Cooperation, consulting and Fads LO7468

jack hirschfeld (
Thu, 16 May 1996 22:37:11 -0400

Replying to LO7435 --

John Warfield, replying to LO7413, quoted:

>>Julie has hit the nail on the head of the ethical delimma of many
>>consultants - if I don't do the work the client has asked for will I ever
>>get the chance to do what I know really needs to be done...

and then he soundly advised that:

>It is sometimes possible to ask the client questions like this:
>o If you understand what needs to be done, why haven't you been able to do
>it so far?
>o If you understand what needs to be done, why do you need a consultant?
>o Or, perhaps less pointedly, and with a naive stare: what is it that you
>think that I bring to the table other than the ability to follow

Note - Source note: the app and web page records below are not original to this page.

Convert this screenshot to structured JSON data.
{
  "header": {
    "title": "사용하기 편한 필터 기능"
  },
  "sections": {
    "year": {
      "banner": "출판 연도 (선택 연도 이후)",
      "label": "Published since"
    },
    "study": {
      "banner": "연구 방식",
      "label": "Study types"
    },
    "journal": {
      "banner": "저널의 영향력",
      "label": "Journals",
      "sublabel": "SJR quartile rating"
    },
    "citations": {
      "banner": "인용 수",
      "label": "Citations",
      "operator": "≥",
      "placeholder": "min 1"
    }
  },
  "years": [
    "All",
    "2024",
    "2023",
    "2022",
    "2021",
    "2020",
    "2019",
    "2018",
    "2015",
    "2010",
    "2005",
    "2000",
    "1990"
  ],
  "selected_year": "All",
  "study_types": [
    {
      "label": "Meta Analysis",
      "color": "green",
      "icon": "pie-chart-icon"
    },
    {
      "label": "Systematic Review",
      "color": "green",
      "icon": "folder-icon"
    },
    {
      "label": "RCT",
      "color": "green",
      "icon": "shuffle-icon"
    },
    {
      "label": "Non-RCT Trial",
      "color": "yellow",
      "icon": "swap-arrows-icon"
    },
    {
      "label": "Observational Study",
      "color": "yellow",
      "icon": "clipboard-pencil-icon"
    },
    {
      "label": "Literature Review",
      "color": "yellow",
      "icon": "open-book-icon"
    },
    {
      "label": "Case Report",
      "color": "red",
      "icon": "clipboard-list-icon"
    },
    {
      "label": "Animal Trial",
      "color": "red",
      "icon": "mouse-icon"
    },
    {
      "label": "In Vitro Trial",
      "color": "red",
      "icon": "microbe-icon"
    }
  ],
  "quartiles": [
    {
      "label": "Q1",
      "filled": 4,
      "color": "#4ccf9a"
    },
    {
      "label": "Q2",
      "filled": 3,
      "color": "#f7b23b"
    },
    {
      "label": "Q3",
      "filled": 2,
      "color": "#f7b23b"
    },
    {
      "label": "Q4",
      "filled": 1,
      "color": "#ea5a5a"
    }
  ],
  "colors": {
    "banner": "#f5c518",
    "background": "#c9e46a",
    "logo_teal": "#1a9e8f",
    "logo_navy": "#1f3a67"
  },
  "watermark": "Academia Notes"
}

In my opinion, these are excellent approaches to a potential client who
balks at collaboration during the contracting phase, or fails to stand
fast to the bargain once the consultant is engaged.

But there is no ethical dilemma,in my view. Peter Block has described the
consultant role vis a vis the client as either expert, collaborator, or
pair of hands. He places responsibility for contracting for collaboration
squarely with the consultant, since it is likely that the client is
looking for an expert or a pair of hands or both -- but usually not a
collaborator. Geoffrey Bellman has written eloquently of how a
consultant's judgement might be distorted by a desire to eat regular, or
in some cases by simple greed. But the ethics of the situation are clear
to me: a consultant needs to know the answer to Warfield's third question,
and has an ethical obligation to provide THAT.


Jack Hirschfeld Do figures of authority just shoot you down? Is life in the business world a drag?

Learning-org -- An Internet Dialog on Learning Organizations For info: <> -or- <>